The statutory mission of HccH is to work for the progressive unification of PIL rules. It attempts to find internationally agreed approaches to the PIL concepts of jurisdiction, applicable law, and the recognition and enforcement of judgments in areas ranging from commercial law, banking law and international civil procedure, to child protection, marriage and personal status. It generally meets every four years in plenary session to negotiate and adopt conventions and to decide upon future work. The conventions are prepared by special commissions or working groups held several times a year, usually at The Hague.
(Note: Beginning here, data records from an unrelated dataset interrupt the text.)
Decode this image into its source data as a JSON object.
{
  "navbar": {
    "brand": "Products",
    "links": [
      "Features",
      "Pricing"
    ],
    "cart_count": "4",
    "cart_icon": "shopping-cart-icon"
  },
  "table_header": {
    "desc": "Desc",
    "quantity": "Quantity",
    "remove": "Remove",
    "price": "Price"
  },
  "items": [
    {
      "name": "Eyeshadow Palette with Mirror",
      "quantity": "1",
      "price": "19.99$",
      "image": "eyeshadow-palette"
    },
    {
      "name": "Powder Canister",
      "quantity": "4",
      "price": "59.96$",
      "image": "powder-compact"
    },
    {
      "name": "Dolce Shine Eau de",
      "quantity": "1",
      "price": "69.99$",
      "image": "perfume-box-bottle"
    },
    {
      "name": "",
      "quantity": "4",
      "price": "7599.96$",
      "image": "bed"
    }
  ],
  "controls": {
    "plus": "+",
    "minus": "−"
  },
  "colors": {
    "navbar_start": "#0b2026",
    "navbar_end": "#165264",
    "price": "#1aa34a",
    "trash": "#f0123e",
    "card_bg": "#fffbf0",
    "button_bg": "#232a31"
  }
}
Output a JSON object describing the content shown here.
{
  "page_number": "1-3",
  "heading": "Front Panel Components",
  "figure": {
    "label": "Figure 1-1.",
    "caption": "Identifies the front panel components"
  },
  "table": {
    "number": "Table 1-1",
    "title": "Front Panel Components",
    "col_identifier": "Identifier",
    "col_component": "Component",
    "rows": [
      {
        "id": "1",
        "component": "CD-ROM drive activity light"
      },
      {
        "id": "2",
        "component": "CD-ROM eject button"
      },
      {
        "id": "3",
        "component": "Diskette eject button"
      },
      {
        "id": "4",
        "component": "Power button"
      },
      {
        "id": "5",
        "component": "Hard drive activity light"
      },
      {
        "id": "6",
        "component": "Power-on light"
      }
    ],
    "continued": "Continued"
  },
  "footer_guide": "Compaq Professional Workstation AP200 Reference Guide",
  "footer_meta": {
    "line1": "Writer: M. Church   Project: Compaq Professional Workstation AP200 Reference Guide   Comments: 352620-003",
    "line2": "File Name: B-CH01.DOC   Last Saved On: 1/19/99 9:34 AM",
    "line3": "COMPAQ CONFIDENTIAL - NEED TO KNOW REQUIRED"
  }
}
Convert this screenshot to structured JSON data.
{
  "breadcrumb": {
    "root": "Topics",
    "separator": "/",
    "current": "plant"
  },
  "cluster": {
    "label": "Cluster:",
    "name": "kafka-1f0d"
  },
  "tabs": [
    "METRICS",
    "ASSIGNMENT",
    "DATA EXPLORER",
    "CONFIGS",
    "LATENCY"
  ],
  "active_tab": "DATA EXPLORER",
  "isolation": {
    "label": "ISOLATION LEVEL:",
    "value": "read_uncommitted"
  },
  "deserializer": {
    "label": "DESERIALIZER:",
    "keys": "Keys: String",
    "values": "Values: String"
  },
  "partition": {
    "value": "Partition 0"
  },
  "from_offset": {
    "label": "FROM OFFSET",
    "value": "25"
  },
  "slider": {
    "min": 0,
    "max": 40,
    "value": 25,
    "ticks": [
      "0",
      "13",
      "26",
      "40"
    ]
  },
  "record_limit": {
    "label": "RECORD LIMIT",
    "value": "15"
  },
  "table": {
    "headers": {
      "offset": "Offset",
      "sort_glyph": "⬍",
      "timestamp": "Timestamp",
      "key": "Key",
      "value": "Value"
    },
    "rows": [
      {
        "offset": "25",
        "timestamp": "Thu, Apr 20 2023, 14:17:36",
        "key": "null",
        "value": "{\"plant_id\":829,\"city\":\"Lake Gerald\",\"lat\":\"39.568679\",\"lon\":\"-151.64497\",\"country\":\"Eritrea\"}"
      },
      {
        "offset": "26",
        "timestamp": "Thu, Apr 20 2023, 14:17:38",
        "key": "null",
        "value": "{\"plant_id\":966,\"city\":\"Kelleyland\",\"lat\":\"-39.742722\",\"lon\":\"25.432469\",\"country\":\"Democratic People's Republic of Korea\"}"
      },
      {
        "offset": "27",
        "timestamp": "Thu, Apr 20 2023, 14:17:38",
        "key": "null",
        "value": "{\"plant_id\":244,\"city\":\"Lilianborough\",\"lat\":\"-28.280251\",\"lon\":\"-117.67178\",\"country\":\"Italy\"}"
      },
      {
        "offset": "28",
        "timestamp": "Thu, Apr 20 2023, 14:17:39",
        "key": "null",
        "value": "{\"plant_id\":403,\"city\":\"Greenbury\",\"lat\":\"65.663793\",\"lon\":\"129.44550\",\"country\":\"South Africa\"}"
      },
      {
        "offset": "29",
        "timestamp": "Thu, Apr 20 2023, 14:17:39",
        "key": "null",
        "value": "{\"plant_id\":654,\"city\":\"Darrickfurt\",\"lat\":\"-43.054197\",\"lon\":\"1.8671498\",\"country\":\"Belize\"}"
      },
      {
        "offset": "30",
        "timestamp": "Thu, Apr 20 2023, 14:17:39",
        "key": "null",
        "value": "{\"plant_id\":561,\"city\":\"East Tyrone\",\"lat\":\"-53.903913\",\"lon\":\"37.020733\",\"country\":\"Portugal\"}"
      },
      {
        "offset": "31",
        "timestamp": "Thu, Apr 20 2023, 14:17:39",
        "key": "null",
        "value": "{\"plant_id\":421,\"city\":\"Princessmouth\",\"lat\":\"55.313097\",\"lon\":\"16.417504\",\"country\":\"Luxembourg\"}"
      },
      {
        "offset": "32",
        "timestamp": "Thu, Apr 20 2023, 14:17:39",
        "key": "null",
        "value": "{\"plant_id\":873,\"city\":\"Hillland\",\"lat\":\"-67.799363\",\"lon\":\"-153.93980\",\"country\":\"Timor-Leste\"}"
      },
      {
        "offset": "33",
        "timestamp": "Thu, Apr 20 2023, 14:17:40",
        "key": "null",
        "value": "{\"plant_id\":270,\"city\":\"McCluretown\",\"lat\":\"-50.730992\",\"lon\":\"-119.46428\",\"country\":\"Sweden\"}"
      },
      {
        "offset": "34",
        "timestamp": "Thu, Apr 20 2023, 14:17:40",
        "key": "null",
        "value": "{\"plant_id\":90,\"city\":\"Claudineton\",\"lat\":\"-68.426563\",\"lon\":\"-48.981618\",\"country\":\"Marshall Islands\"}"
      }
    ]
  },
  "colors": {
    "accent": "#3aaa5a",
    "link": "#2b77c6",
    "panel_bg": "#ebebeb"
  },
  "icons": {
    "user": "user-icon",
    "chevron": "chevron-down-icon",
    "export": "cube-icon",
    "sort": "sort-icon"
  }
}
The HccH working language was originally only French, but since 1960 has been both English and French.
The most widely ratified conventions deal with a broad range of topics: the abolition of legalisation – Apostille [HccH 12], service of proceedings [HccH 14], the taking of evidence abroad [HccH 20], access to justice [HccH 29], international child abduction [HccH28], cross border adoption [HccH 33], formal validity of wills and testaments [HccH 11], maintenance obligations [HccH 23, HccH 24 and HccH 39] and recognition of divorce [HccH 18].
In addition to HccH 11, the Conventions that are of particular relevance to the Regulation are:
The Convention of 5 October 1961 Abolishing the Requirement of Legalisation for Foreign Public Documents7 (‘HccH 12’) ratified by all EU Member States, other than Bulgaria, Italy, Latvia, Lithuania, Portugal and Romania;
The Convention of 2 October 1973 Concerning the International Administration of the Estates of Deceased Persons8 (‘HccH 21’) ratified by Czechia, Portugal and Slovakia;
The Convention of 1 August 1989 on the Law Applicable to Succession to the Estates of Deceased Persons9 (‘HccH 32’) that had been ratified by the Netherlands but because of the implementation of the Regulation, HccH 32 was denounced by the Netherlands with effect from 1 April 2015;
The Convention of 19 October 1996 on Jurisdiction, Applicable Law, Recognition, Enforcement and Co-operation in Respect of Parental Responsibility and Measures for the Protection of Children10 (‘HccH 34’) ratified by all EU Member States and also Norway, Switzerland and the UK.
Ratification creates the legal obligation for the ratifying state to apply the convention. The HccH website, www.hcch.net, is a very useful resource that sets out updated information on the Hague Conventions, the texts of the various Conventions, status reports as to those States that have signed, ratified or acceded, bibliographies, information regarding the central authorities and explanatory reports.
The International Commission on Civil Status (ICCS)/(CIEC) Commission Internationale de l’Etat Civil11 is an intergovernmental organisation whose aim is to facilitate international co-operation in civil status matters and to improve the operation of national civil status departments. To this end, it keeps up to date documentation on legislation and case law setting out the law of the member States, provides those States with information and expertise, carries out legal and technical studies, prepares publications and drafts Conventions and Recommendations.
Whilst the United Kingdom was a member it did not ratify any of the ICCS conventions. The guide to civil status in the UK is however of value.12 ICCS has however become less significant since it has now lost most of its European Members. Its current members are now only Belgium, Greece, Luxembourg, Spain, Switzerland and Turkey.
4 COM (2009) 154 Final of 14 October 2009 https://www.europarl.europa.eu/meetdocs/2009_2014/documents/com/com_com%282009%290154_/com_com%282009%290154_en.pdf
5 Not helped in the UK by the application of the Maintenance Obligations Regulation internally, but not Brussels II bis, Villiers v Villiers  UKSC 30